### Exercise objective
In the entries that follow, how many lines include "Allow"? Give the number and nothing else.

### Input for this task
•••

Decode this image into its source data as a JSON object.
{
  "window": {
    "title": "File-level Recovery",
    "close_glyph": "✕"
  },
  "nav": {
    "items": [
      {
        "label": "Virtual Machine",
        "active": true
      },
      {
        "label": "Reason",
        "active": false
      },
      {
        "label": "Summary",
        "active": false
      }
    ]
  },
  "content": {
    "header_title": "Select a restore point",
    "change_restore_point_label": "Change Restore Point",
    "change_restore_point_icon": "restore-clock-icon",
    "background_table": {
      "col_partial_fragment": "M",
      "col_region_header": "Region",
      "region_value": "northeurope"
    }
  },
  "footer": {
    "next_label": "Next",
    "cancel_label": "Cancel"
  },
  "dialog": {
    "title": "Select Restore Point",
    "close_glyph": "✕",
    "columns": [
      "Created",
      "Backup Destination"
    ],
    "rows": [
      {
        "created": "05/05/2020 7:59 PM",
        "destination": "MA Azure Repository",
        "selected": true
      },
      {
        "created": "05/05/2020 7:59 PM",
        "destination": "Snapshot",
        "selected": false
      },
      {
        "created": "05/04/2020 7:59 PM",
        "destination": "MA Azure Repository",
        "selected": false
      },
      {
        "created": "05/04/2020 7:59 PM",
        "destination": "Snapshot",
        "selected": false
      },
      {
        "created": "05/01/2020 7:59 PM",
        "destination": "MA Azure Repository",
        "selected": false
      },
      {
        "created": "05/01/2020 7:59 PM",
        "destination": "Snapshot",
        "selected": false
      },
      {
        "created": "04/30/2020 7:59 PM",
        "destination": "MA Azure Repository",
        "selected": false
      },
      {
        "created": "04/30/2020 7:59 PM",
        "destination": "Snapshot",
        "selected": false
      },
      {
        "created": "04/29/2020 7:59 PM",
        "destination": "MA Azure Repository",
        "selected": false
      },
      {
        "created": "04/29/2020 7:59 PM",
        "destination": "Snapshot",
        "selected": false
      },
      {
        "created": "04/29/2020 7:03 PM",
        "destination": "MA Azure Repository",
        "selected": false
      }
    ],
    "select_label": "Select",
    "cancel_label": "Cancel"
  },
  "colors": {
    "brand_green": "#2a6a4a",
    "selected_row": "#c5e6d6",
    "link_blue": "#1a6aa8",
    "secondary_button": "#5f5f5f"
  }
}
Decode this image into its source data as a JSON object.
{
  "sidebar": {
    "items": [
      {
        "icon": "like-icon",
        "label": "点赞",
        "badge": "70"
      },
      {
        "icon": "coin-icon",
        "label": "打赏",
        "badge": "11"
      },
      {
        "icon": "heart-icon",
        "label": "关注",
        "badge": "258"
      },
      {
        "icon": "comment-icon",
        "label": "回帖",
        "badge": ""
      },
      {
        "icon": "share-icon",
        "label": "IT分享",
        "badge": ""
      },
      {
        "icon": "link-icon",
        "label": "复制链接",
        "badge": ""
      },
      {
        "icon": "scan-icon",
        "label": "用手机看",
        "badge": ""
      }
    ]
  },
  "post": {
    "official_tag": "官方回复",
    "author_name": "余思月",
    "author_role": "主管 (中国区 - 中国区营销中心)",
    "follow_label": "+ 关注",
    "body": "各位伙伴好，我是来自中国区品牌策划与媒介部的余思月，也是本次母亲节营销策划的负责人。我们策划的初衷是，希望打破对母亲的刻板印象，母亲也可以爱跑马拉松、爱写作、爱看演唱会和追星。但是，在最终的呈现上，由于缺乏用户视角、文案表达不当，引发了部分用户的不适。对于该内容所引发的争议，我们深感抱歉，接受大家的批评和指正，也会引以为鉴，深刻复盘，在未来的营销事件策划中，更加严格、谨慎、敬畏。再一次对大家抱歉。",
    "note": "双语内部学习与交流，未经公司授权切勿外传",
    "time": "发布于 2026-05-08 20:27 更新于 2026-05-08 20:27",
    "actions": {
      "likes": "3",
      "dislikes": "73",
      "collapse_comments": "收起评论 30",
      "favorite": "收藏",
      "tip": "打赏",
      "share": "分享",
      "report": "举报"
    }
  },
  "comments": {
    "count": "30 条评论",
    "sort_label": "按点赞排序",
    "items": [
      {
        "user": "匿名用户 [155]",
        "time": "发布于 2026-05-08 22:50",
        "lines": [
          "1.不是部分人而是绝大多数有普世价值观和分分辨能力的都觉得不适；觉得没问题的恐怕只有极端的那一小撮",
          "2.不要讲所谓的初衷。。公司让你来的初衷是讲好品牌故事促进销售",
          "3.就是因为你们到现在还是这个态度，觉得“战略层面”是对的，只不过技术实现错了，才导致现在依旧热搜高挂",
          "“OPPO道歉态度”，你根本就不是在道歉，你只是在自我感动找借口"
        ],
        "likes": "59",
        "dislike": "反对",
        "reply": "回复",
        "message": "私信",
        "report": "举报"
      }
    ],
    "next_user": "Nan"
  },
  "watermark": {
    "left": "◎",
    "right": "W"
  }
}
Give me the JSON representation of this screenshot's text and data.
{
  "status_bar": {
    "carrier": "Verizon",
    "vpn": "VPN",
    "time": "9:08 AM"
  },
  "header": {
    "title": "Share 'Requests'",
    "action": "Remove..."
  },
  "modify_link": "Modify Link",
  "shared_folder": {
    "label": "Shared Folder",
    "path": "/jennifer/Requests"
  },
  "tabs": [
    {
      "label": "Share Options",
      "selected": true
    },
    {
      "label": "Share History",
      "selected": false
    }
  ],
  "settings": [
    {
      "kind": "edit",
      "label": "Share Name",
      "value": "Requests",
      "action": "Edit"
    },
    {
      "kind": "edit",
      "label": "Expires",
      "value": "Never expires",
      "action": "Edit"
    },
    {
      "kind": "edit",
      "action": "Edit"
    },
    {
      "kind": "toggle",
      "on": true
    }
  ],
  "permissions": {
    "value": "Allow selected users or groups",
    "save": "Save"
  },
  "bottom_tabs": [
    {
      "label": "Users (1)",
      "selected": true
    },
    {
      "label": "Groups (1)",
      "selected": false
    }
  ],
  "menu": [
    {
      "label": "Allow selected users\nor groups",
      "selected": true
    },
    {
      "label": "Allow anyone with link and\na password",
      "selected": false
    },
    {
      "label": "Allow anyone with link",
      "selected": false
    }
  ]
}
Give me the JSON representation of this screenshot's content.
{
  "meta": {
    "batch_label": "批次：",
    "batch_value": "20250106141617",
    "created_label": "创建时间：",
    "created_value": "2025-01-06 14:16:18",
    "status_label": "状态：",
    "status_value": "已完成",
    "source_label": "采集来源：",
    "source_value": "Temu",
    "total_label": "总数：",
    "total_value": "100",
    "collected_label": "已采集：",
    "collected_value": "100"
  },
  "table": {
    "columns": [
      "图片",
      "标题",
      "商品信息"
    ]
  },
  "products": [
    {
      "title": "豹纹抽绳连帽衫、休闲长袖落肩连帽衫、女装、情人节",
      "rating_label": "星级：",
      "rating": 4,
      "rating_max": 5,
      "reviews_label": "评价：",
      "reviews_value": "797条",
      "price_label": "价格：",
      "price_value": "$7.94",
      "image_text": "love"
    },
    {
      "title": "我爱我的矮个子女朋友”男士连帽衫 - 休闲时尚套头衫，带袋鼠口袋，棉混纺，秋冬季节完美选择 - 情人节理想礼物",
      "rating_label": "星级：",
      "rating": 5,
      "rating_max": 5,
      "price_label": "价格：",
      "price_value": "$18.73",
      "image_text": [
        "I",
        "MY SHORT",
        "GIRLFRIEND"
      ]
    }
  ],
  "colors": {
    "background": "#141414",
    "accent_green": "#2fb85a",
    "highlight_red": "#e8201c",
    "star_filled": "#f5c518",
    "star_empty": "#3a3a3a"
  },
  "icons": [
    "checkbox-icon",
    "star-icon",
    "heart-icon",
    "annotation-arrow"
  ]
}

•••

### Exercise output
4